Poland's ruling Communist Party sought today to close ranks behind the martial law chief, Gen. Wojciech Jaruzelski, in an attempt to heal its divisions and regain political credibility.

A two-day session of the policy-making Central Committee--the first since the military crackdown--was dominated by calls for harsh action against political opponents. But Central Committee members also voiced demands for a cleansing of the party's own ranks and an end to factionalism.

Despite earlier reports of dissatisfaction among party hard-liners, there was no sign of an open challenge to Jaruzelski or to the centrist group with which he is associated. His political position is now seen as virtually impregnable as long as martial law continues and the Army controls the country.

Soviet press reports of the Central Committee meeting suggested that the Kremlin places top priority on rebuilding a united Polish Communist Party--and this is likely to have helped Jaruzelski fend off internal dissent. The fact that his forthcoming visit to Moscow was announced well in advance of the meeting is seen here as a calculated gesture of support from a grateful Soviet leadership.

The implicit Soviet support for Jaruzelski has strengthened his hand against the party's left wing, which had been demanding a purge of moderates on the Central Committee. A document circulating among hard-liners prior to the plenum called for the dismissal of some of Jaruzelski's closest advisers including Deputy Premier Mieczyslaw Rakowski.
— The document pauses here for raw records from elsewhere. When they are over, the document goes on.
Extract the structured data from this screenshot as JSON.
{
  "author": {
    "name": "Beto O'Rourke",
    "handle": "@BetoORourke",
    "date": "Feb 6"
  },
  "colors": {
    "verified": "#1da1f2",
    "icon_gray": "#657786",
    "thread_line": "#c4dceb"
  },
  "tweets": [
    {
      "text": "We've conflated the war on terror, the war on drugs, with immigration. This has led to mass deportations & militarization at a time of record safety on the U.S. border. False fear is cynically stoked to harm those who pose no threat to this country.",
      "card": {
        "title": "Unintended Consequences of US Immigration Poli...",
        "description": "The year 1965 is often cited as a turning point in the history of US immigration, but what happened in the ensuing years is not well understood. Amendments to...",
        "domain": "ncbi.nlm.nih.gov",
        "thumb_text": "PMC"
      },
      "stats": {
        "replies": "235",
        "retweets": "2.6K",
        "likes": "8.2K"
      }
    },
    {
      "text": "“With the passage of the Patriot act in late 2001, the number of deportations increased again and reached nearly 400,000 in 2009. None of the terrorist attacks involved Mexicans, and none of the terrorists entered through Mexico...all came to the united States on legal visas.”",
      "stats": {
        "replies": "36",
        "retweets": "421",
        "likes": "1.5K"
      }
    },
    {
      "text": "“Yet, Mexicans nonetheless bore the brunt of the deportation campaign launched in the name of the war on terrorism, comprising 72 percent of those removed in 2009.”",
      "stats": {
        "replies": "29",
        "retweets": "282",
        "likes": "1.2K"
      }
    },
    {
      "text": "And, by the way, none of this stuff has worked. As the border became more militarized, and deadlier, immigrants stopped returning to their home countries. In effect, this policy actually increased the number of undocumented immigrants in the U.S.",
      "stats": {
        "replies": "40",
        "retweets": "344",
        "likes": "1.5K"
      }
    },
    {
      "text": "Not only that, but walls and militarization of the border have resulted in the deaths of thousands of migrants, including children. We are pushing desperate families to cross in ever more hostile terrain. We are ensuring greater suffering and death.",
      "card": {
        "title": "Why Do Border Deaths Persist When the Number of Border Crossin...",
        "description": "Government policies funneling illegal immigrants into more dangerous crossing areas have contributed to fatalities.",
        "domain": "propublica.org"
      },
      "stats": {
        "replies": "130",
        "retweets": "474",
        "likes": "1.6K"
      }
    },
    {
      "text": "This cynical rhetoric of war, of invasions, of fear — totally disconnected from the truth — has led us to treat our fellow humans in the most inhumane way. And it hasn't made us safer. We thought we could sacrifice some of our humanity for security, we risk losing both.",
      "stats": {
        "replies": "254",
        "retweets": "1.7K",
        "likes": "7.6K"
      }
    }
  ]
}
Several leading speakers at the Central Committee meeting called for an end to "factions" and "clubs" operating outside the party's legal structures. This was seen primarily as a move against the hard-line element, which has organized Marxist-Leninist discussion clubs around the country.

Although well-organized and vocal, the party's leftists at present do not seem to have a majority on the Central Committee. Their main strength is that they advocated a showdown with the independent trade union movement Solidarity long before this became the official party line. Events, they feel, vindicated their stand.

The head of the party's control commission, Jerzy Urbanski, said all activities outside the party's recognized structures were evidence of a lack of unity. He demanded an end to "all factional activities no matter what the motivation."

His warning was echoed by Edward Kazimierski, a worker on the 200-member Central Committee, who said: "I can't imagine that now when we all struggle for party unity that there can exist factions. Today's meeting should put an end to all factions existing in our party."

It is generally believed that the party hard-liners eventually would like to replace Jaruzelski as party leader with someone like Stefan Olszowski, the secretary in charge of propaganda. In that event, Jaruzelski might be given a largely honorary position such as president or marshal of the armed forces, leaving Olszowski real political power.

The hard-liners are also believed anxious to disgrace former party leader Stanislaw Kania, who advocated a moderate stance toward Solidarity. Kania has been dropped from the Politburo but remains a Central Committee member.

Despite Jaruzelski's apparent success at this meeting, the hard-line element in the party remains strong. It found expression in several speeches calling for stronger action against dissidents.

Zbigniew Hanff, a rescue worker at a Silesian coal mine, complained that--despite martial law--there were still many instances of antigovernment leaflets being distributed and industrial sabotage.

"Enough of this," said Hanff. "The enemy must be isolated once and for all. We must get to the very core of the problem."